Work order: Check each line of the records below and collect those holding "System".

[Dataset items]
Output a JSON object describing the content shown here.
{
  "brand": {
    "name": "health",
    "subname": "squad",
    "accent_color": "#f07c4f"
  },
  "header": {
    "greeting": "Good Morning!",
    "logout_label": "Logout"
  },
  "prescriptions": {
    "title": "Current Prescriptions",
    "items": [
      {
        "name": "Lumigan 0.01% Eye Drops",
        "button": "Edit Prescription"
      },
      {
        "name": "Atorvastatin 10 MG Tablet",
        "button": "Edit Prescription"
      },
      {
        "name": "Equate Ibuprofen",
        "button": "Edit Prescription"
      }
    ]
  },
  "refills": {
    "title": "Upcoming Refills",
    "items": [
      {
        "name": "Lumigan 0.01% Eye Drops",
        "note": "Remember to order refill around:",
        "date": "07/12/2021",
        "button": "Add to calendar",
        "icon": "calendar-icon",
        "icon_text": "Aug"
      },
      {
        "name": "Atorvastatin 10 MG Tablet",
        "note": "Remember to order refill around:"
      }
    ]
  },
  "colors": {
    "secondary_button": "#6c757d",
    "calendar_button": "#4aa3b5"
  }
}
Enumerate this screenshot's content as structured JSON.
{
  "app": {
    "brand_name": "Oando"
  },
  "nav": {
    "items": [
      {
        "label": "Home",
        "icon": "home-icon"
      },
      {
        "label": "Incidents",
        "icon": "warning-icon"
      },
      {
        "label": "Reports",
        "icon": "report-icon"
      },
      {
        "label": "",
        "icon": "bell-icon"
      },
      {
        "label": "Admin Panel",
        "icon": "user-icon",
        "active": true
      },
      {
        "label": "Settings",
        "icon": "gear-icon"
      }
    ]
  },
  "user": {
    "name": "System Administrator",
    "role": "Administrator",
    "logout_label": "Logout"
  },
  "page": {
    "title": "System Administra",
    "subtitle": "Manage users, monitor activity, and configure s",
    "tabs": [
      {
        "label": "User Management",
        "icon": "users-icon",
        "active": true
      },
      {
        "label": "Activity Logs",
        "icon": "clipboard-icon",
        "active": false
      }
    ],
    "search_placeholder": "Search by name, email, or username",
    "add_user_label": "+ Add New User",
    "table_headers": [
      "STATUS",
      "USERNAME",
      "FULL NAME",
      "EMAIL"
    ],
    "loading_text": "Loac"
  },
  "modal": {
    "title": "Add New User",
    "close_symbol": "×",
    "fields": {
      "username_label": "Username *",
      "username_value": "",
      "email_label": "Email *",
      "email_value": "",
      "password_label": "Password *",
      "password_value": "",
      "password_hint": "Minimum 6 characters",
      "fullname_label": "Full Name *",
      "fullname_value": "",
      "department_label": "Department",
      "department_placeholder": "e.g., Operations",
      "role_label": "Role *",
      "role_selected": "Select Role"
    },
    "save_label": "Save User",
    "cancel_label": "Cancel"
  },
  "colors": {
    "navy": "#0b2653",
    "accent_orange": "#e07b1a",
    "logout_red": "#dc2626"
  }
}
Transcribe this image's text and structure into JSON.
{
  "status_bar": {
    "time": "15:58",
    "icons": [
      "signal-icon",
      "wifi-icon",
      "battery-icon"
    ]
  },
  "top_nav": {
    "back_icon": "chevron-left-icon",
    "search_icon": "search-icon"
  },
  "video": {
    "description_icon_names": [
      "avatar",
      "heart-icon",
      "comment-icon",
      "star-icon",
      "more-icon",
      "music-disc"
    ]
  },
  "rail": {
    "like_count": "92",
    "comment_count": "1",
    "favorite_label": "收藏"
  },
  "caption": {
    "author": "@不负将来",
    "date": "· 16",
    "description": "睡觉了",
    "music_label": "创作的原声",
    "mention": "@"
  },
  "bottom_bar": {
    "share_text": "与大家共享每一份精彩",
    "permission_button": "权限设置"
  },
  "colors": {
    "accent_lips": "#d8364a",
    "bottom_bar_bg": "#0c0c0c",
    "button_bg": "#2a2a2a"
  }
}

Task response:
    "name": "System Administrator",
    "title": "System Administra",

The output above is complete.